## Brief
Please quote only the lines that start at the one with "Serialize everything readable" and go on to the last line of the data, both ends kept.

## Provided data
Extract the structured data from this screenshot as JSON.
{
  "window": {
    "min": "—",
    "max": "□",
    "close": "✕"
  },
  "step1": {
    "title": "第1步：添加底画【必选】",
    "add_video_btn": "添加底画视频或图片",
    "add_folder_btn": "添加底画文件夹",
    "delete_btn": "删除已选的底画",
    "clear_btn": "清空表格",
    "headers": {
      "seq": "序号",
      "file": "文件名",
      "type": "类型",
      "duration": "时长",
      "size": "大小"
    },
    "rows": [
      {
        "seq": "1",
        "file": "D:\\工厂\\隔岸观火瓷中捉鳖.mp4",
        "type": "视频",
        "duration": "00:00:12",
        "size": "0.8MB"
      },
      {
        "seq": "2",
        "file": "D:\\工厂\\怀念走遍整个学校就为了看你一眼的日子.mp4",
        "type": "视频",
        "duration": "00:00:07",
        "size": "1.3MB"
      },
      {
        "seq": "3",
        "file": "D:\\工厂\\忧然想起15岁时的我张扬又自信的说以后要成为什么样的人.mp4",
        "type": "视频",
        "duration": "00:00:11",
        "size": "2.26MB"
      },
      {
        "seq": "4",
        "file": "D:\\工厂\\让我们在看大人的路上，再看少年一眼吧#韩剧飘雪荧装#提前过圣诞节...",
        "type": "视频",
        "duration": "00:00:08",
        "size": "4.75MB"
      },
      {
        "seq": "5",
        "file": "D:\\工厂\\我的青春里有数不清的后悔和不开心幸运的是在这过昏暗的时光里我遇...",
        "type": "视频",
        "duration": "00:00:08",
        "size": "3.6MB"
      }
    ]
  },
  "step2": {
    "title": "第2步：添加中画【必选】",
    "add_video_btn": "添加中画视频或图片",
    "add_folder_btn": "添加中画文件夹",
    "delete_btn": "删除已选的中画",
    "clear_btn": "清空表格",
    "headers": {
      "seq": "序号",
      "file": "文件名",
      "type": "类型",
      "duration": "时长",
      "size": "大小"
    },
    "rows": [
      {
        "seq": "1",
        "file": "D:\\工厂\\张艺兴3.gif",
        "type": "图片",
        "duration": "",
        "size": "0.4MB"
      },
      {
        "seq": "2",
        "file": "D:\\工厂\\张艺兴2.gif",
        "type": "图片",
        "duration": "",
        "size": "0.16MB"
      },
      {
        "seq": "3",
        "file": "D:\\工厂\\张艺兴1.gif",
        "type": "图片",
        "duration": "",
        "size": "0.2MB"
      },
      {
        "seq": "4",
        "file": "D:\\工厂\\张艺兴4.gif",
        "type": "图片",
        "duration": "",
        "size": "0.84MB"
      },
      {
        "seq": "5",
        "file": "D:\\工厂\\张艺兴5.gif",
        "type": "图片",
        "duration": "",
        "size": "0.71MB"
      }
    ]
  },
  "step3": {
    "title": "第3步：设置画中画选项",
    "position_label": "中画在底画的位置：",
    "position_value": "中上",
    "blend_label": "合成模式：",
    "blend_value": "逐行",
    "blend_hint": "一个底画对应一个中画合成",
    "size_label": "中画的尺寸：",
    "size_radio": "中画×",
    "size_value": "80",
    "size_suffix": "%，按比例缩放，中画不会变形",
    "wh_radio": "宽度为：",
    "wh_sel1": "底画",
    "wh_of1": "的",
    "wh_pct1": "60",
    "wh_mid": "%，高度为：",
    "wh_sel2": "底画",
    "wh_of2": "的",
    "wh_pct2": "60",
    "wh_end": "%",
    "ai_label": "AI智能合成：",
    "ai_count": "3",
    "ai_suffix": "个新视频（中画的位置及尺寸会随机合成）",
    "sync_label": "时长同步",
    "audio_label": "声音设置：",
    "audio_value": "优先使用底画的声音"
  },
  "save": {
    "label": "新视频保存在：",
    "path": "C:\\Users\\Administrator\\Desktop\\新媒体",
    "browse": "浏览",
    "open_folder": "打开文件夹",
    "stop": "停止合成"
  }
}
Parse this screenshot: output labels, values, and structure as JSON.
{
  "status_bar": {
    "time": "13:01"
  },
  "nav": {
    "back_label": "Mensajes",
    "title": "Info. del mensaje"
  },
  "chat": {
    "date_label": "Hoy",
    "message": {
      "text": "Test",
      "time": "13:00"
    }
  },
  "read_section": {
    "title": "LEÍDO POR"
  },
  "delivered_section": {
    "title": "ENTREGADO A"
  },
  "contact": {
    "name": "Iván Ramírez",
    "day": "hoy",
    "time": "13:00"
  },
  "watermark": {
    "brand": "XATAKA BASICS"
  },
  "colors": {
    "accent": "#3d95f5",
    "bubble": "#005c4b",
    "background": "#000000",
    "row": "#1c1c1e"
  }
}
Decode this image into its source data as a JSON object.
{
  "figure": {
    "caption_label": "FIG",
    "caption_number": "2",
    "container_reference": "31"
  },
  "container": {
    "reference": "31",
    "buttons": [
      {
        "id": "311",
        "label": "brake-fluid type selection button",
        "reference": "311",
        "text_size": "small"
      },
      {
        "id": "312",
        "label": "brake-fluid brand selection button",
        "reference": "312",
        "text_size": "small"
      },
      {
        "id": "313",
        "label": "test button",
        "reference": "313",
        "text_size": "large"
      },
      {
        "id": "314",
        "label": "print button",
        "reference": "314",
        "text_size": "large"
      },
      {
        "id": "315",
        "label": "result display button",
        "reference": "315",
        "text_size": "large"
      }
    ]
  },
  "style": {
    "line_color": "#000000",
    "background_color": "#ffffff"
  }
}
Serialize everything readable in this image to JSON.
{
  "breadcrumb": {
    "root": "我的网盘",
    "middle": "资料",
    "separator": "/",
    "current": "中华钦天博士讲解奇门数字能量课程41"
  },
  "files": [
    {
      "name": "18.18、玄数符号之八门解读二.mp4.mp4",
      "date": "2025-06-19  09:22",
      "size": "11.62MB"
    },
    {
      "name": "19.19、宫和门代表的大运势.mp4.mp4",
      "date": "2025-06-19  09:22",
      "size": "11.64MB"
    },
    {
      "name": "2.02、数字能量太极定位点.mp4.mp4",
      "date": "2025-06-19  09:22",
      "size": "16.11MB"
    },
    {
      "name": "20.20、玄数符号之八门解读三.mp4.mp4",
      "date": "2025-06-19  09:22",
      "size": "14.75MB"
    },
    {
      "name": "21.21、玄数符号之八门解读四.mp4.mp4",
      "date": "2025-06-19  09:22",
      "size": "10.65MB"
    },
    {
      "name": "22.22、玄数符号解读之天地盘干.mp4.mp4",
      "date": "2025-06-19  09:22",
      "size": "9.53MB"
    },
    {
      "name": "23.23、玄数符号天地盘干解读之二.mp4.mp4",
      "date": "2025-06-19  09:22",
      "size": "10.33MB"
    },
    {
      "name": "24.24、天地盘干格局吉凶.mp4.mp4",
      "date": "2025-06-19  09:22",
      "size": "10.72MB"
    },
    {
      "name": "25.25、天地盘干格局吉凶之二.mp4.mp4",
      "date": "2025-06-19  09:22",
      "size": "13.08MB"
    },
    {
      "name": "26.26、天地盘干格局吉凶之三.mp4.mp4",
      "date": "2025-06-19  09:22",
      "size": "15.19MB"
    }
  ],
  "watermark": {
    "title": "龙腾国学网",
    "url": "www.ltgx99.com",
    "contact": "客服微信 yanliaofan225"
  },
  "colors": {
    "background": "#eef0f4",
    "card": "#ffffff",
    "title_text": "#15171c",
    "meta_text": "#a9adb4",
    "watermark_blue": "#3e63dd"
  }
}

## Task response
Serialize everything readable in this image to JSON.
{
  "breadcrumb": {
    "root": "我的网盘",
    "middle": "资料",
    "separator": "/",
    "current": "中华钦天博士讲解奇门数字能量课程41"
  },
  "files": [
    {
      "name": "18.18、玄数符号之八门解读二.mp4.mp4",
      "date": "2025-06-19  09:22",
      "size": "11.62MB"
    },
    {
      "name": "19.19、宫和门代表的大运势.mp4.mp4",
      "date": "2025-06-19  09:22",
      "size": "11.64MB"
    },
    {
      "name": "2.02、数字能量太极定位点.mp4.mp4",
      "date": "2025-06-19  09:22",
      "size": "16.11MB"
    },
    {
      "name": "20.20、玄数符号之八门解读三.mp4.mp4",
      "date": "2025-06-19  09:22",
      "size": "14.75MB"
    },
    {
      "name": "21.21、玄数符号之八门解读四.mp4.mp4",
      "date": "2025-06-19  09:22",
      "size": "10.65MB"
    },
    {
      "name": "22.22、玄数符号解读之天地盘干.mp4.mp4",
      "date": "2025-06-19  09:22",
      "size": "9.53MB"
    },
    {
      "name": "23.23、玄数符号天地盘干解读之二.mp4.mp4",
      "date": "2025-06-19  09:22",
      "size": "10.33MB"
    },
    {
      "name": "24.24、天地盘干格局吉凶.mp4.mp4",
      "date": "2025-06-19  09:22",
      "size": "10.72MB"
    },
    {
      "name": "25.25、天地盘干格局吉凶之二.mp4.mp4",
      "date": "2025-06-19  09:22",
      "size": "13.08MB"
    },
    {
      "name": "26.26、天地盘干格局吉凶之三.mp4.mp4",
      "date": "2025-06-19  09:22",
      "size": "15.19MB"
    }
  ],
  "watermark": {
    "title": "龙腾国学网",
    "url": "www.ltgx99.com",
    "contact": "客服微信 yanliaofan225"
  },
  "colors": {
    "background": "#eef0f4",
    "card": "#ffffff",
    "title_text": "#15171c",
    "meta_text": "#a9adb4",
    "watermark_blue": "#3e63dd"
  }
}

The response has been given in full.